  1.                     ‘I have 2 children and both of them are at secondary school in years 10 & 8. When we knew we were heading towards lockdown school sent out letters explaining what was required in terms of work (stick to a full days timetable) and where it could be found (all online). Unfortunately, the home school lesson seemed to take much longer than a lesson in school, so my children were getting further and further behind - my elder child got very stressed about this, my younger child just wasn't bothered! School have been very good at keeping in touch offering reassurance to us & our children but also to give them a talking to when needed! We've been trying to work at home at the same time as home school & it has been & still is, incredibly stressful - tempers have been lost & I have cried on more than one occasion. My year 10 child is now back at school for 2 days a week & he is enjoying being back in the school setting and seeing some friends. My year 8 child is still at home & we're lucky if we can get him to engage in 1 lesson a day. We're very worried about what they've both missed and whether they will ever be able to catch up - our feeling is that they won't.’
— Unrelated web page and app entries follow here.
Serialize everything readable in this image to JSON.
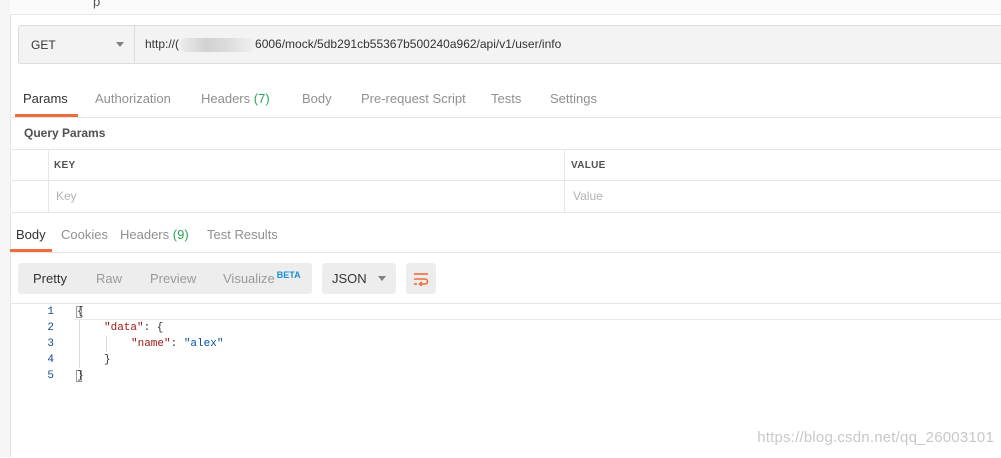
{
  "request": {
    "method": "GET",
    "url_prefix": "http://(",
    "url_suffix": "6006/mock/5db291cb55367b500240a962/api/v1/user/info"
  },
  "request_tabs": [
    {
      "label": "Params",
      "badge": ""
    },
    {
      "label": "Authorization",
      "badge": ""
    },
    {
      "label": "Headers",
      "badge": "(7)"
    },
    {
      "label": "Body",
      "badge": ""
    },
    {
      "label": "Pre-request Script",
      "badge": ""
    },
    {
      "label": "Tests",
      "badge": ""
    },
    {
      "label": "Settings",
      "badge": ""
    }
  ],
  "params": {
    "section_title": "Query Params",
    "key_header": "KEY",
    "value_header": "VALUE",
    "key_placeholder": "Key",
    "value_placeholder": "Value"
  },
  "response_tabs": [
    {
      "label": "Body",
      "badge": ""
    },
    {
      "label": "Cookies",
      "badge": ""
    },
    {
      "label": "Headers",
      "badge": "(9)"
    },
    {
      "label": "Test Results",
      "badge": ""
    }
  ],
  "view_modes": {
    "pretty": "Pretty",
    "raw": "Raw",
    "preview": "Preview",
    "visualize": "Visualize",
    "beta": "BETA"
  },
  "format_select": "JSON",
  "code_lines": [
    {
      "num": "1",
      "open": "{"
    },
    {
      "num": "2",
      "key": "\"data\"",
      "rest": ": {"
    },
    {
      "num": "3",
      "key": "\"name\"",
      "rest": ": ",
      "value": "\"alex\""
    },
    {
      "num": "4",
      "close": "}"
    },
    {
      "num": "5",
      "close": "}"
    }
  ],
  "watermark": "https://blog.csdn.net/qq_26003101",
  "colors": {
    "accent": "#f26b3a",
    "badge": "#26a65b",
    "json_key": "#a31515",
    "json_string": "#0451a5"
  }
}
  1.                     ‘My son is in year 10 and he has had to complete mock mock exams (10) during the lockdown, supervised by myself a disabled working single parent. My work was mainly remote already and I quickly made a full transition. However, it does mean that I have back to back meetings on Zoom. Timing exams was impossible let alone trusting that he didn't use the internet. The only contact he has had with teachers is through 3 or 4 different learning platforms (e.g. Google Classroom or email) but nothing individual and if any pupil asked a question there was no response. He was given a 10-page document which had every lesson on it but no direct teaching at all. I suggested, early on, learning possibly via zoom or such like to the deputy's head however I was palmed by saying they didnt think this was a way of delivering quality teaching and that private schools were doing this to explain the ongoing payment of fees (obviously my son school is state school).To which I replied it was better no teaching. My son's motivation was already poor and concerns had been raised about this from school before lockdown. From the beginning of June my son has been going into school for 3 hours on a Wednesday, which he sees as pointless and also has an hour Zoom with his tutor group on a Friday. IN short the way the teachers has reacted to teach ing ouru children is been inconsistent and complicated and there has been a lack of contact overall. To add insult to injury yesterday the school-issued pupils with their termly progress report which I have chosen not to reveal to my son as I think it would completely deflate him. As expected, even though he did revise through "Easter hols", he did not do very well in his mock mocks. I am left with a really bad taste in my mouth about school. We live a very white privileged to